While there are many businesses negatively impacted by the COVID-19 pandemic, hacking isn’t one of them. Hackers look forward to disasters because they can use the increased fear as motivation to fall for the most recent scam.
Cyber criminals have been using the recent prominence of the World Health Organization (WHO) and the US Center for Disease Control (CDC) to create fraudulent websites. These websites and clones try various activities to turn a victim’s anxiety into cash. They advertise everything from antiviral cures or equipment to impossible to get face masks, hand sanitizers and ventilators, all of which turn out to be fake. They are even soliciting funds, in bitcoins of course, for vaccine research.

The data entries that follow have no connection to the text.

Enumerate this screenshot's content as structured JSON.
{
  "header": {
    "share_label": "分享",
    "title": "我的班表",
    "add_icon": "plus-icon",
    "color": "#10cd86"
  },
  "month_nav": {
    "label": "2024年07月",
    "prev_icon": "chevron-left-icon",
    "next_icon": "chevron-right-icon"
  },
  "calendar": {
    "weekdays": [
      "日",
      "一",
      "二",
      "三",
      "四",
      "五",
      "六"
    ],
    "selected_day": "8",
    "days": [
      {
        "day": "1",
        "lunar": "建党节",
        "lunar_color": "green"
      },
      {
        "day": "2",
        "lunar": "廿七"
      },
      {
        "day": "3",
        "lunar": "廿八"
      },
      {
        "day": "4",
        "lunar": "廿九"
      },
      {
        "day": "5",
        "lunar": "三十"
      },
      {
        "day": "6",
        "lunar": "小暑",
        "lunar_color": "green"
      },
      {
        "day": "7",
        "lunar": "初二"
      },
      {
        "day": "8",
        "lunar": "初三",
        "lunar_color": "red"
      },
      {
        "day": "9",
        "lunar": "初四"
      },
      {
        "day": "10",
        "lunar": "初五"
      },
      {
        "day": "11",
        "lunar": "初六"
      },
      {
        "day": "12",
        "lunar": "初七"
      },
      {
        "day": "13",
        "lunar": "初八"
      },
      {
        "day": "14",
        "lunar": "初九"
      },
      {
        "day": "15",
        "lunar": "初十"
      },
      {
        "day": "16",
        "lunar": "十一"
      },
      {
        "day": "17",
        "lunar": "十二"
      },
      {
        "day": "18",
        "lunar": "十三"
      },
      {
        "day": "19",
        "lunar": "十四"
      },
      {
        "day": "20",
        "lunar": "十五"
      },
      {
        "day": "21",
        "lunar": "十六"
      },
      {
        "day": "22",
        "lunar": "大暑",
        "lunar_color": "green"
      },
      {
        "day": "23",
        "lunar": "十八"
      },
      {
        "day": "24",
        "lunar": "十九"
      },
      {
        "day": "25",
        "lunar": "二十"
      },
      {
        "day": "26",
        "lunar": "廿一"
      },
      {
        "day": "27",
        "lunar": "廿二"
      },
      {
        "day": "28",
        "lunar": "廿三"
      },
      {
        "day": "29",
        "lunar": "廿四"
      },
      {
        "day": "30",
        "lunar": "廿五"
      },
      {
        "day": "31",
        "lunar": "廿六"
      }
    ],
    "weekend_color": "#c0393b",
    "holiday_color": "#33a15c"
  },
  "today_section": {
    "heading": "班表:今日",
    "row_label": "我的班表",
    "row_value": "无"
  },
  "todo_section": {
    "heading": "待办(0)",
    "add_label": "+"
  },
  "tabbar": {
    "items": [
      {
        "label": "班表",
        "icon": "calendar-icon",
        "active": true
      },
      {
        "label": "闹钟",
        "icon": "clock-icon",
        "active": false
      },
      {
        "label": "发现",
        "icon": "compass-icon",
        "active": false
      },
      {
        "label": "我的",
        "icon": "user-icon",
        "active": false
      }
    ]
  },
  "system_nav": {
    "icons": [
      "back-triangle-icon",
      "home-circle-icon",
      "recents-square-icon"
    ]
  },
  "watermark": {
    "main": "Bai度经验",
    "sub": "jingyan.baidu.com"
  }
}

Even nation state actors are involved. According to the US state department official Lea Gabrielle in testimony before the US Congress, Russia was responsible for “swarms of online, false personas” that were spreading misinformation about the disease. She said the “entire ecosystem of Russian disinformation is at play” in attempts to capitalize on uncertainty caused by the pandemic. On Sunday the US Department of Health and Human Services was hit by a cyber-attack.
Hospitals and healthcare facilities have been specifically targeted. The Czech Republic’s second-biggest hospital, the Brno University Hospital, was hit by cyber-attack. The hospital was fortunately not shut down, but it would be easy to imagine the enormous pressure to quickly pay a ransom to get crucial services back in desperate times.
Hackers are also taking advantage of new telecommuters. In offices, security departments can have a high degree of control over the network and the environment. This may not be the case for workers at home.
While it is impossible for all workers or even the well informed to be aware of myriad attacks, there are three main areas where they have exploited victims with the most success.
- Social Engineering
- Unpatched systems
Social Engineering is the most important area for telecommuters. It is also an area where, with sufficient training, staff can avoid problems.
The second area has to do with passwords. These problems can be solved with a few practical rules. Staff should use passphrases which are potent and easy to remember. Unlike Mark Zuckerberg, staff should be sure to use different passphrases for different accounts. Password managers are both convenient and impressive. Wherever possible firms should institute two factor or multifactor authentication (MFA)
The third area has to do with ensuring that any technology that your staff is using is using the most up to date version. Unpatched apps will be hacker within 48 hours after a patch comes out or a vulnerability is publicized.
These areas are discussed on the SANS (information security institute) website (https://www.sans.org/security-awareness-training/sans-security-awareness-work-home-deployment-kit/). This website includes many resource which are often free including their Securely Working From Home Kit .
New telecommuters can introduce substantial cyber security risks into a system, but with the proper precautions, including many controls listed in the ISO 27001 and other frameworks like the NIST CSF, the economic fallout from the COVID-19 pandemic will not include losses from a hack.